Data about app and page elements

§

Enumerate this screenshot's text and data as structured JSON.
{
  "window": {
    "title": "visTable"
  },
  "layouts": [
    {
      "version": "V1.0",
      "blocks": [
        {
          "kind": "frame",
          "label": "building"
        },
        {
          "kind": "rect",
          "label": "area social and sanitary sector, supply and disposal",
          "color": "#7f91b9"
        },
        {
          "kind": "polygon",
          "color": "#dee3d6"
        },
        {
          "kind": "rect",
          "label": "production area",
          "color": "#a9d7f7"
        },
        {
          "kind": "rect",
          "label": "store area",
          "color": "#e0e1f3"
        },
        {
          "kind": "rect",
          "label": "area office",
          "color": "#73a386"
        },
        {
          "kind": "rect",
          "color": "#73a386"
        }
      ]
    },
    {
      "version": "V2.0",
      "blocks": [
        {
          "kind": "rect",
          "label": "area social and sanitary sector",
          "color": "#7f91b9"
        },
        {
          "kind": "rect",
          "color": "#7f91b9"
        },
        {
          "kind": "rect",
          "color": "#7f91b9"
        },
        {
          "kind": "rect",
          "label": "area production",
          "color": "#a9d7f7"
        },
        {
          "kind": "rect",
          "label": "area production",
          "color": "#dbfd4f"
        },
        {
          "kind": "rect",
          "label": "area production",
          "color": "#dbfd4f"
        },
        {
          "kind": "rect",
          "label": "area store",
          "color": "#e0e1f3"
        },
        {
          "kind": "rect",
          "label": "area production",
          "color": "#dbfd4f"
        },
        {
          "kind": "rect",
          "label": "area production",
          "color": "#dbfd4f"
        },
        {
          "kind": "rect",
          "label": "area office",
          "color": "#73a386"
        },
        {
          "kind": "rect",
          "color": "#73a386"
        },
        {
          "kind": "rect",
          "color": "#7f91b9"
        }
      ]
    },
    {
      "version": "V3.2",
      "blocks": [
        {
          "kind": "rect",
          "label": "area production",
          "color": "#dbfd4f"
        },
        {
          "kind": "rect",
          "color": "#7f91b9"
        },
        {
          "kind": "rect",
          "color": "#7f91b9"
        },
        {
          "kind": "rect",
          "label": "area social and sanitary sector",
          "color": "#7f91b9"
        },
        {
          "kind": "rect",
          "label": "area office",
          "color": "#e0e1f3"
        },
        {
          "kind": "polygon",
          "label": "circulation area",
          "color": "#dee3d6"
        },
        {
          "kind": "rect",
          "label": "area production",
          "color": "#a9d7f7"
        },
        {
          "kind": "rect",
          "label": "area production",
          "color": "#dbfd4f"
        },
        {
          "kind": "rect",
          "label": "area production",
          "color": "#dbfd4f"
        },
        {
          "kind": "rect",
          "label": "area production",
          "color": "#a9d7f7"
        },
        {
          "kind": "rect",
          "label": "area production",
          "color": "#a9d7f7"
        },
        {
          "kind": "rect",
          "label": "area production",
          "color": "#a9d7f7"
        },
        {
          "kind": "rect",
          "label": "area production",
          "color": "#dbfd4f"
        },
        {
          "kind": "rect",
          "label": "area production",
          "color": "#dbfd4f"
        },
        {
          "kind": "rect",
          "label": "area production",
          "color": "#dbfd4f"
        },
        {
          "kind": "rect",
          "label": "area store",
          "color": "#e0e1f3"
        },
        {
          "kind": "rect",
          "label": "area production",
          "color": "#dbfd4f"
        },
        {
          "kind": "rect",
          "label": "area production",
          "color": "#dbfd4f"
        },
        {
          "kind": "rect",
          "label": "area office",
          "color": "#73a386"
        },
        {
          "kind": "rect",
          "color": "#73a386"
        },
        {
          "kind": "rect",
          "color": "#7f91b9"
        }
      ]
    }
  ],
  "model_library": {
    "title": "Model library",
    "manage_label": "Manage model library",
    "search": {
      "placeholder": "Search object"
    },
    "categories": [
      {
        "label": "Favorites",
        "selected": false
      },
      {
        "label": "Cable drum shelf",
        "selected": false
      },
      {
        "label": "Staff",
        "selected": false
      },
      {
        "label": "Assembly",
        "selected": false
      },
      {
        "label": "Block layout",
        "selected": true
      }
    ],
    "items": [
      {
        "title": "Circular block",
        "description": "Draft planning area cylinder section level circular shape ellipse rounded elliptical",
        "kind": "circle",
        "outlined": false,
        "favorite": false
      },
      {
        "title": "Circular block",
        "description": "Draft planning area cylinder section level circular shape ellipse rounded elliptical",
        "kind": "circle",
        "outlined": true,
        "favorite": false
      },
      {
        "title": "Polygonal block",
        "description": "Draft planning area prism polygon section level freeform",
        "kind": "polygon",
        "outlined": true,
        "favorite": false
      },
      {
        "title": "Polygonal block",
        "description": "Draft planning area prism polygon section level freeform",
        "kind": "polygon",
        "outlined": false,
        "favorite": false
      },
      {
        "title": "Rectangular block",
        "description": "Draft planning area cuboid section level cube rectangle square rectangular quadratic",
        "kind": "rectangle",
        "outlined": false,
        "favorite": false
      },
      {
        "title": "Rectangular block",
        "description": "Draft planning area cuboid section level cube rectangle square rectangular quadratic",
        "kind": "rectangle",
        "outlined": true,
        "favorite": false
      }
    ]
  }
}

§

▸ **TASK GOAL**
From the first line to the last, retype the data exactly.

▸ **ANSWER FOR THE TASK**
Enumerate this screenshot's text and data as structured JSON.
{
  "window": {
    "title": "visTable"
  },
  "layouts": [
    {
      "version": "V1.0",
      "blocks": [
        {
          "kind": "frame",
          "label": "building"
        },
        {
          "kind": "rect",
          "label": "area social and sanitary sector, supply and disposal",
          "color": "#7f91b9"
        },
        {
          "kind": "polygon",
          "color": "#dee3d6"
        },
        {
          "kind": "rect",
          "label": "production area",
          "color": "#a9d7f7"
        },
        {
          "kind": "rect",
          "label": "store area",
          "color": "#e0e1f3"
        },
        {
          "kind": "rect",
          "label": "area office",
          "color": "#73a386"
        },
        {
          "kind": "rect",
          "color": "#73a386"
        }
      ]
    },
    {
      "version": "V2.0",
      "blocks": [
        {
          "kind": "rect",
          "label": "area social and sanitary sector",
          "color": "#7f91b9"
        },
        {
          "kind": "rect",
          "color": "#7f91b9"
        },
        {
          "kind": "rect",
          "color": "#7f91b9"
        },
        {
          "kind": "rect",
          "label": "area production",
          "color": "#a9d7f7"
        },
        {
          "kind": "rect",
          "label": "area production",
          "color": "#dbfd4f"
        },
        {
          "kind": "rect",
          "label": "area production",
          "color": "#dbfd4f"
        },
        {
          "kind": "rect",
          "label": "area store",
          "color": "#e0e1f3"
        },
        {
          "kind": "rect",
          "label": "area production",
          "color": "#dbfd4f"
        },
        {
          "kind": "rect",
          "label": "area production",
          "color": "#dbfd4f"
        },
        {
          "kind": "rect",
          "label": "area office",
          "color": "#73a386"
        },
        {
          "kind": "rect",
          "color": "#73a386"
        },
        {
          "kind": "rect",
          "color": "#7f91b9"
        }
      ]
    },
    {
      "version": "V3.2",
      "blocks": [
        {
          "kind": "rect",
          "label": "area production",
          "color": "#dbfd4f"
        },
        {
          "kind": "rect",
          "color": "#7f91b9"
        },
        {
          "kind": "rect",
          "color": "#7f91b9"
        },
        {
          "kind": "rect",
          "label": "area social and sanitary sector",
          "color": "#7f91b9"
        },
        {
          "kind": "rect",
          "label": "area office",
          "color": "#e0e1f3"
        },
        {
          "kind": "polygon",
          "label": "circulation area",
          "color": "#dee3d6"
        },
        {
          "kind": "rect",
          "label": "area production",
          "color": "#a9d7f7"
        },
        {
          "kind": "rect",
          "label": "area production",
          "color": "#dbfd4f"
        },
        {
          "kind": "rect",
          "label": "area production",
          "color": "#dbfd4f"
        },
        {
          "kind": "rect",
          "label": "area production",
          "color": "#a9d7f7"
        },
        {
          "kind": "rect",
          "label": "area production",
          "color": "#a9d7f7"
        },
        {
          "kind": "rect",
          "label": "area production",
          "color": "#a9d7f7"
        },
        {
          "kind": "rect",
          "label": "area production",
          "color": "#dbfd4f"
        },
        {
          "kind": "rect",
          "label": "area production",
          "color": "#dbfd4f"
        },
        {
          "kind": "rect",
          "label": "area production",
          "color": "#dbfd4f"
        },
        {
          "kind": "rect",
          "label": "area store",
          "color": "#e0e1f3"
        },
        {
          "kind": "rect",
          "label": "area production",
          "color": "#dbfd4f"
        },
        {
          "kind": "rect",
          "label": "area production",
          "color": "#dbfd4f"
        },
        {
          "kind": "rect",
          "label": "area office",
          "color": "#73a386"
        },
        {
          "kind": "rect",
          "color": "#73a386"
        },
        {
          "kind": "rect",
          "color": "#7f91b9"
        }
      ]
    }
  ],
  "model_library": {
    "title": "Model library",
    "manage_label": "Manage model library",
    "search": {
      "placeholder": "Search object"
    },
    "categories": [
      {
        "label": "Favorites",
        "selected": false
      },
      {
        "label": "Cable drum shelf",
        "selected": false
      },
      {
        "label": "Staff",
        "selected": false
      },
      {
        "label": "Assembly",
        "selected": false
      },
      {
        "label": "Block layout",
        "selected": true
      }
    ],
    "items": [
      {
        "title": "Circular block",
        "description": "Draft planning area cylinder section level circular shape ellipse rounded elliptical",
        "kind": "circle",
        "outlined": false,
        "favorite": false
      },
      {
        "title": "Circular block",
        "description": "Draft planning area cylinder section level circular shape ellipse rounded elliptical",
        "kind": "circle",
        "outlined": true,
        "favorite": false
      },
      {
        "title": "Polygonal block",
        "description": "Draft planning area prism polygon section level freeform",
        "kind": "polygon",
        "outlined": true,
        "favorite": false
      },
      {
        "title": "Polygonal block",
        "description": "Draft planning area prism polygon section level freeform",
        "kind": "polygon",
        "outlined": false,
        "favorite": false
      },
      {
        "title": "Rectangular block",
        "description": "Draft planning area cuboid section level cube rectangle square rectangular quadratic",
        "kind": "rectangle",
        "outlined": false,
        "favorite": false
      },
      {
        "title": "Rectangular block",
        "description": "Draft planning area cuboid section level cube rectangle square rectangular quadratic",
        "kind": "rectangle",
        "outlined": true,
        "favorite": false
      }
    ]
  }
}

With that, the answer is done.